All of my more experienced DPS troopers had dealt with these people and were very helpful. You might contact your area DPS captain to see if he or she has any info for you. You might also try some of the teachers at the DPS Academy in Austin. (512-424-7214). Alternatively, contact DPS's main HQ in Austin and see if some of their attorneys in the General Counsel's Office can help you out.

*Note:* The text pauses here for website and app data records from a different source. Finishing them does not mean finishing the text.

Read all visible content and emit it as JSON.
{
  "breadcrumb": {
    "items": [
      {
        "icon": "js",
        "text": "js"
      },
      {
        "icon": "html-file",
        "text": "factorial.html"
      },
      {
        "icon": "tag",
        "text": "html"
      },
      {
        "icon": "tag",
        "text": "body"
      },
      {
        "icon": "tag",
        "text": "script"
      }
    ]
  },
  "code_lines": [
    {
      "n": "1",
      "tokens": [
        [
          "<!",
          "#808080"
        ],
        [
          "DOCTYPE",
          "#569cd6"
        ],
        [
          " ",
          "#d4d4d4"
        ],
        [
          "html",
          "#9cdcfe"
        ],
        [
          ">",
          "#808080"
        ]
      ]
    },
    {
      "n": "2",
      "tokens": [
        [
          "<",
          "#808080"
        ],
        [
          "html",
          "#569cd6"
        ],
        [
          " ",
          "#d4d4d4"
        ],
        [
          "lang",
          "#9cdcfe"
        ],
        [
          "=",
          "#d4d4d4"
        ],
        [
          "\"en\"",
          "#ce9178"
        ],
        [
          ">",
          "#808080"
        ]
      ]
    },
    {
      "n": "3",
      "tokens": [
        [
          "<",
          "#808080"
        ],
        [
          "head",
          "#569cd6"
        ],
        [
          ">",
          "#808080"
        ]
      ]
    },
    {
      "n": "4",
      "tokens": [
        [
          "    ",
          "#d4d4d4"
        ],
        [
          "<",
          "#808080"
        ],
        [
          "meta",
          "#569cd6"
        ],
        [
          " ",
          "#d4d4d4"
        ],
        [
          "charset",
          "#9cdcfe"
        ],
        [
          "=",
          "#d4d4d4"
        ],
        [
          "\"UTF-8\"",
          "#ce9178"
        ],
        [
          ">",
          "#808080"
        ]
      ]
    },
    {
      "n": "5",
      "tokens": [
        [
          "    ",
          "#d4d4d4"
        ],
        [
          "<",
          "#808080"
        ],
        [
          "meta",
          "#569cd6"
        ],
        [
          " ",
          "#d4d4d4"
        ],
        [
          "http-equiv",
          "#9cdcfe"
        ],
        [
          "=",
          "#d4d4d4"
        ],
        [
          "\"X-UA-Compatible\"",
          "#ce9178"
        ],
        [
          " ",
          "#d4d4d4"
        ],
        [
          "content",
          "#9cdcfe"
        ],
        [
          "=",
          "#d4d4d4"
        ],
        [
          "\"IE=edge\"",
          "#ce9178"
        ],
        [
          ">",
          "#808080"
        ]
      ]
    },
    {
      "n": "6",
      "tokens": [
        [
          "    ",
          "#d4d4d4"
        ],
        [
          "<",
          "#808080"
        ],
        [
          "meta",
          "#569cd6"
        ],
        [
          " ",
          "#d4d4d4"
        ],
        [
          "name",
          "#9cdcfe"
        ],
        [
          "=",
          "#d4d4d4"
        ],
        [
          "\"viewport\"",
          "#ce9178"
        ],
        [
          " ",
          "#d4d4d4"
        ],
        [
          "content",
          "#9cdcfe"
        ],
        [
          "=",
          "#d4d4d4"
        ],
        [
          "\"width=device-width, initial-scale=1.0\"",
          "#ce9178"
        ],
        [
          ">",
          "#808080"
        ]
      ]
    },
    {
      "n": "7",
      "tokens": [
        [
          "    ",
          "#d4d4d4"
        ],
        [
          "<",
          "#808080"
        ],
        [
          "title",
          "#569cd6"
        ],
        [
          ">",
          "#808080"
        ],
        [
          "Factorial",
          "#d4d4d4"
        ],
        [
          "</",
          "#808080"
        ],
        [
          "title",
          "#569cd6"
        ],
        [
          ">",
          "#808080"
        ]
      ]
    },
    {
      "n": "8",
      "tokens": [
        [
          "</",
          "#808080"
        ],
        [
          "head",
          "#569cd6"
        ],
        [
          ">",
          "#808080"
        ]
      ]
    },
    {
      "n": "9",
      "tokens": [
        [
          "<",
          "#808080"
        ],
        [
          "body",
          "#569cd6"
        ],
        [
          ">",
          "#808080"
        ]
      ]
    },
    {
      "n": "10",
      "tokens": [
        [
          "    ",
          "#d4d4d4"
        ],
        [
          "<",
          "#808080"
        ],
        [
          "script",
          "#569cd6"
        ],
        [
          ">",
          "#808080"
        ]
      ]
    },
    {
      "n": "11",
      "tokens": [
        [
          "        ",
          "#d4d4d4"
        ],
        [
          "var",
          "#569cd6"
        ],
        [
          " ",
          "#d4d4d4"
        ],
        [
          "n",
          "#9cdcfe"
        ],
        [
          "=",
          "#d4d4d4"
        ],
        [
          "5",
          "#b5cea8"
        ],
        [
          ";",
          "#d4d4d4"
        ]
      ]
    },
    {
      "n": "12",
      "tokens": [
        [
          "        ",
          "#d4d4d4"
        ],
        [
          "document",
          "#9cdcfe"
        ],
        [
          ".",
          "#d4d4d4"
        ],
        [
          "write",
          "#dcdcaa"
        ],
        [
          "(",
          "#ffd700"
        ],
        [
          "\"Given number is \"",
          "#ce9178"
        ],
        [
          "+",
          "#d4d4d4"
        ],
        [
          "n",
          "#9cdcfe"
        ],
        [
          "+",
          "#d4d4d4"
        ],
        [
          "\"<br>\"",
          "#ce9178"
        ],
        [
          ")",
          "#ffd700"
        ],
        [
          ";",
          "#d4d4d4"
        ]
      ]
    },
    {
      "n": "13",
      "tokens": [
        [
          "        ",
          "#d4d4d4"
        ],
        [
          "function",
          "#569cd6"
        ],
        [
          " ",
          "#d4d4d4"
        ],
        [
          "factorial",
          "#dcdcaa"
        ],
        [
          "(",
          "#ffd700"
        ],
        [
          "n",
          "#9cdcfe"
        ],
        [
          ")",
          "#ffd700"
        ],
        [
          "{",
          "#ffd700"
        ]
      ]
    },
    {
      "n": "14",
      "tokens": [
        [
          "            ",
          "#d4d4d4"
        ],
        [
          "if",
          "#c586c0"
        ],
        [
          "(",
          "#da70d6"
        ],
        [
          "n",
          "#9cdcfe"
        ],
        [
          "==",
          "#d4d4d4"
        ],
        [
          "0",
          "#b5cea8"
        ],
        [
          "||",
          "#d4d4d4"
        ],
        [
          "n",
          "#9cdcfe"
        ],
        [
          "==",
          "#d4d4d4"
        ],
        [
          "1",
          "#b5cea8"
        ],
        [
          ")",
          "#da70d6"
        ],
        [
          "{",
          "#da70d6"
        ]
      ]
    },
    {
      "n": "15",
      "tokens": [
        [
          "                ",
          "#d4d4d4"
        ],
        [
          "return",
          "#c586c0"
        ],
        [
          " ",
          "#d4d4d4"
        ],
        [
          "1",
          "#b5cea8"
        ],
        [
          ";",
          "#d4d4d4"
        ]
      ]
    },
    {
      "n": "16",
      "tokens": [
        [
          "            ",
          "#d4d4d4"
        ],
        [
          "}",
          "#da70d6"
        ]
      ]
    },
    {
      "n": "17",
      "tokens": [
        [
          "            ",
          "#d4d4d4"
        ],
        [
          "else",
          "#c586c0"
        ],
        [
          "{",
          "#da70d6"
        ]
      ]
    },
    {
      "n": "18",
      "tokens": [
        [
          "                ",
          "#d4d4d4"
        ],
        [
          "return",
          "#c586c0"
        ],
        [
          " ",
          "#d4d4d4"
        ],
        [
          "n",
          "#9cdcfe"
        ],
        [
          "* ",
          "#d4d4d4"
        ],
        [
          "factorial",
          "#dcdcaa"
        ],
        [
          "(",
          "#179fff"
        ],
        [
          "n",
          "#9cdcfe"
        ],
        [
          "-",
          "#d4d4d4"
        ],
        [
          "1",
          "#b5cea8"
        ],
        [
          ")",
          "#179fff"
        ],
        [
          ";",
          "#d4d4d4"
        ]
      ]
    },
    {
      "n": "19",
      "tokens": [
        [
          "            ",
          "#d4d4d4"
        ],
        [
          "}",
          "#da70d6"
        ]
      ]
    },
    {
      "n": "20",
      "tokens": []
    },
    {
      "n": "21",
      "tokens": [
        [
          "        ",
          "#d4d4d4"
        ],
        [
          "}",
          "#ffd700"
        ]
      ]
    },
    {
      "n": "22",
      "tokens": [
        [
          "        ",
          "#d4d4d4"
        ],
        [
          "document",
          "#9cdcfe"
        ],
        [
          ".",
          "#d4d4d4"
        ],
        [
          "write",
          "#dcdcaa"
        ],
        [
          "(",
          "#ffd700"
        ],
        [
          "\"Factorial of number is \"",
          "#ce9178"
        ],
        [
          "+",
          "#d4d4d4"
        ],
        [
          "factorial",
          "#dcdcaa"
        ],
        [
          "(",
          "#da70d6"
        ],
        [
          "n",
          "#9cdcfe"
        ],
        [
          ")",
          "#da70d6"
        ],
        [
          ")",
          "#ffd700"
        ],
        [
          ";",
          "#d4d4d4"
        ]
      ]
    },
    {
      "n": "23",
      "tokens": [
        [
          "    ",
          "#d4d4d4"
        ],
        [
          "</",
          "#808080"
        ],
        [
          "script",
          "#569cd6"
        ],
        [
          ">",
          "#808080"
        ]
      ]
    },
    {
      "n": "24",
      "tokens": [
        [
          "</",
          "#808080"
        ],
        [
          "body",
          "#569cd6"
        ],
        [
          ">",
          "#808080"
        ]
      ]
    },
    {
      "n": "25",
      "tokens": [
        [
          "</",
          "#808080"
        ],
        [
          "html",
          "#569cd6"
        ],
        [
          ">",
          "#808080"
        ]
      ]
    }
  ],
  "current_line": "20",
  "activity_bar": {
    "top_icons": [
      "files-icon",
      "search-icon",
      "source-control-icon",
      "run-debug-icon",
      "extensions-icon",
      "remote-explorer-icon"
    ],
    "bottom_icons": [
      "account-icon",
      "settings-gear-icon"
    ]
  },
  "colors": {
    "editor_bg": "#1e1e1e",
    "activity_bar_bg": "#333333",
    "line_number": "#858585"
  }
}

I did tell one of the guys that he was free to walk and I did use the airplane argument but he said that that was a completely different matter that involved flying over private property. I should have asked him why he couldn't fly over highway corridors. These guys are very confident and if you ever come across one of them.....well.....I don't know what to tell you. I just hope you don't. One of these guys went to a party at his apartment pool and got himself a bit inebriated. One of the residents called the police and they came out. He was belligerent and told the officers that he was on private property and they had no right to make a call on his sobriety. He failed to realize that he was, at the same time, occupying a public place and subject to a PI charge. He was arrested. The day of his hearing he managed to marshal 20 or so like minded supporters. I guess the prosecution took one look in the courtroom and decided not to pursue the case. These folk went off and had a celebration. They stood up for their "rights" and won. They stuck it to the man. I suspect that this right to travel defense is rarely adjudicated. I suspect that most of these cases don't get very far in the system because they are not worth it. The bad part is that it emboldens them and makes converts. As Barney said to Andy, "you've got to nip it in the bud".

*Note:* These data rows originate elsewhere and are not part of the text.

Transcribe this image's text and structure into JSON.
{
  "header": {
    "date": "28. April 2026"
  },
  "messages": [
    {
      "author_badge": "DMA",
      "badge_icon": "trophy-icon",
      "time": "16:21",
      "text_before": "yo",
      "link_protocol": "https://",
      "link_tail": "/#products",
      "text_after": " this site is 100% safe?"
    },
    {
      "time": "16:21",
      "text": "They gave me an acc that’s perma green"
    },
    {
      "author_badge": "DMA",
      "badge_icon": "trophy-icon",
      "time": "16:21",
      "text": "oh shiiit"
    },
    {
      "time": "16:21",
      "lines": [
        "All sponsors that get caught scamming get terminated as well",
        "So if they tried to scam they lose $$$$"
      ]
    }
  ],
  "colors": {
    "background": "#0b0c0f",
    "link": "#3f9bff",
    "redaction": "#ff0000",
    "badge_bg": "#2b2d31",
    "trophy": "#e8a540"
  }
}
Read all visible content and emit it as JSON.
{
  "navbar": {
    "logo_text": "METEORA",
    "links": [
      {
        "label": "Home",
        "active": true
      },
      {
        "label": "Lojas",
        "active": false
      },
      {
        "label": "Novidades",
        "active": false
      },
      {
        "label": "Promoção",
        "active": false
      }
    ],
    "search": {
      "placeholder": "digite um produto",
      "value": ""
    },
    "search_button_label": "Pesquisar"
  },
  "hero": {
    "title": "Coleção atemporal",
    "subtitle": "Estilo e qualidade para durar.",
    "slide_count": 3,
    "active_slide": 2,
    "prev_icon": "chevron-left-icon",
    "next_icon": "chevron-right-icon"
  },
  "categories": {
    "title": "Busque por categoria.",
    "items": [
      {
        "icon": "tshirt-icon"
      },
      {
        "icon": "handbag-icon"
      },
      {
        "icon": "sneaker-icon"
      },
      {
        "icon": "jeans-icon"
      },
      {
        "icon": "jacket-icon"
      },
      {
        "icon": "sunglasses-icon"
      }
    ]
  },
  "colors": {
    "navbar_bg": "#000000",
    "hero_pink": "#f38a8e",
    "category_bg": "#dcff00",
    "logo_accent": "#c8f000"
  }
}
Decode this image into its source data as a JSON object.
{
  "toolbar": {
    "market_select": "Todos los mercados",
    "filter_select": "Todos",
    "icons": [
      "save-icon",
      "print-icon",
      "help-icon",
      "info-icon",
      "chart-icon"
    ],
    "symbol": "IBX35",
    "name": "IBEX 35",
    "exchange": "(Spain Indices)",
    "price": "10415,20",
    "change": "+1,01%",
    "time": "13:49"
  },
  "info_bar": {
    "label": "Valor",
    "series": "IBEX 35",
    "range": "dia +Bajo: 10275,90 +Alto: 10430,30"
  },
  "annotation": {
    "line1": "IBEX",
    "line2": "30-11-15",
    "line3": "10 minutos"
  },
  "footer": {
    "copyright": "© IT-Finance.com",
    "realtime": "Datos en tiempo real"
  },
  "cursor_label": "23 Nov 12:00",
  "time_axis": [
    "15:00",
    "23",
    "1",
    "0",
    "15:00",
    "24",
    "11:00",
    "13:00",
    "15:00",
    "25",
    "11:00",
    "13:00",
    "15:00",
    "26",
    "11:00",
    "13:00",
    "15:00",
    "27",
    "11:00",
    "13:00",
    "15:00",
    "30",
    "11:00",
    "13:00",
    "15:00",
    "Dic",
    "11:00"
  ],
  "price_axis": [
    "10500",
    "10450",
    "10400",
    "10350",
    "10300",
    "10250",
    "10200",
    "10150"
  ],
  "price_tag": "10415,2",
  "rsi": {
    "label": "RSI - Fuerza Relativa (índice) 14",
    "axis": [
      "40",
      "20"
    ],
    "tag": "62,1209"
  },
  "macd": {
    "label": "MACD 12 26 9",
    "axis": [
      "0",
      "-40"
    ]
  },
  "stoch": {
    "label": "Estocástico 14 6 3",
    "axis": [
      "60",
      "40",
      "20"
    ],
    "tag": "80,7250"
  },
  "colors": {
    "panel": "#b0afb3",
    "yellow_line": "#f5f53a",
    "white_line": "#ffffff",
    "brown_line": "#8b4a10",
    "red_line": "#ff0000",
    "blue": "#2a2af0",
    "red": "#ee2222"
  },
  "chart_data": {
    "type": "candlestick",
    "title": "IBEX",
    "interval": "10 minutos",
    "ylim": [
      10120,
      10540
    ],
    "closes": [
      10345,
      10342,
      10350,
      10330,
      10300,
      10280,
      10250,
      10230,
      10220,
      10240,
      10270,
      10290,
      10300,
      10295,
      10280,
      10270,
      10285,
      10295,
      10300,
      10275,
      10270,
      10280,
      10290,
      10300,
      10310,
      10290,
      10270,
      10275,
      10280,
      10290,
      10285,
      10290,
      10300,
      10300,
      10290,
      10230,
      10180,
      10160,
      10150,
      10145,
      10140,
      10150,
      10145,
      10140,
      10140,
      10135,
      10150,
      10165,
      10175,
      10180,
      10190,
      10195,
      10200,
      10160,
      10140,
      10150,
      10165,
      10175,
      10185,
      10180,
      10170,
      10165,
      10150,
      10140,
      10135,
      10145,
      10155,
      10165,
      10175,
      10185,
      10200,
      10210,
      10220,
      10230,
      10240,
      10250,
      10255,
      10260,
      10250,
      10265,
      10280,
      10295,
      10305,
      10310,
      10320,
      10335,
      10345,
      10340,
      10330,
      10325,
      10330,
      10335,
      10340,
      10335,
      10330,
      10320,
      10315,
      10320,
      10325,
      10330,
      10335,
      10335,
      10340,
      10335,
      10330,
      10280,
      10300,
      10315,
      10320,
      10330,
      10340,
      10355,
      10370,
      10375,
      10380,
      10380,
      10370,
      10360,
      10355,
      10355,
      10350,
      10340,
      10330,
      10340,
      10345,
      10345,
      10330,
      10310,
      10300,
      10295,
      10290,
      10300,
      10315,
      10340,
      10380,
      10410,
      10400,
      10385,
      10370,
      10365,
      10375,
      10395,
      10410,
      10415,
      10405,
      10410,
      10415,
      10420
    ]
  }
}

2. No supervisor would be called (my supervisor isn't called to a scene just because the violator/suspect/victim/whichever demands it.
3. Said violator would sign or go to jail, don't care which.
Can't let these types get under our skin on the side of the road, and I'm not having court, a theoretical Constitutional discussion, legislative historical action, or anything else.
Doesn't bother me if it's dropped, but it does seem like they would stop doing that to, as someone else said, "nip it in the bud." The more they get away with it, well, they more they get away with it and the bigger it gets.
Posts: 34 | Location: Matagorda County, TX, USA | Registered: January 17, 2009
Isn't this the same bunch of folks I saw profiled on 60 Minutes a few years ago? If so, they are essentially organized crime groups that move into town, commit a myriad of crimes (mostly burgs and theft schemes) and then move on to another spot - kinda like locusts. They raise their kids to do likewise and thus maintain the group ad infinitum.
The ones I've dealt with liked to quote the Constitution (only federal government can regulate "commerce" and they weren't engaging in "commerce"). I argued, in a short bench trial, that the Constitution in the 10th Amendment clearly states that any powers not given to the feds are reserved to the people or the states; therefore the states have the power to regulate "travel", highways, driving, etc. The judge liked it, and so far, I haven't heard from these types since. I expect I will again (with an interstate, you get all kinds). Don't you just love how much they like to bring in printouts from the all-knowing Internet?
I've had two of them in the last two years. Most recent was argument that no registration necessary if vehicle displayed a sign reading "private vehicle"! There is good case law on any of the arguments they come up with; most of this stuff was decided ten and twenty years ago, but keeps coming up. My opinion, if you let one go, you'll have a dozen more in a week. Sometimes, rural JP's get confused or intimidated by the arguments.
Posts: 4 | Location: Nacogdoches, Tx, USA | Registered: December 23, 2003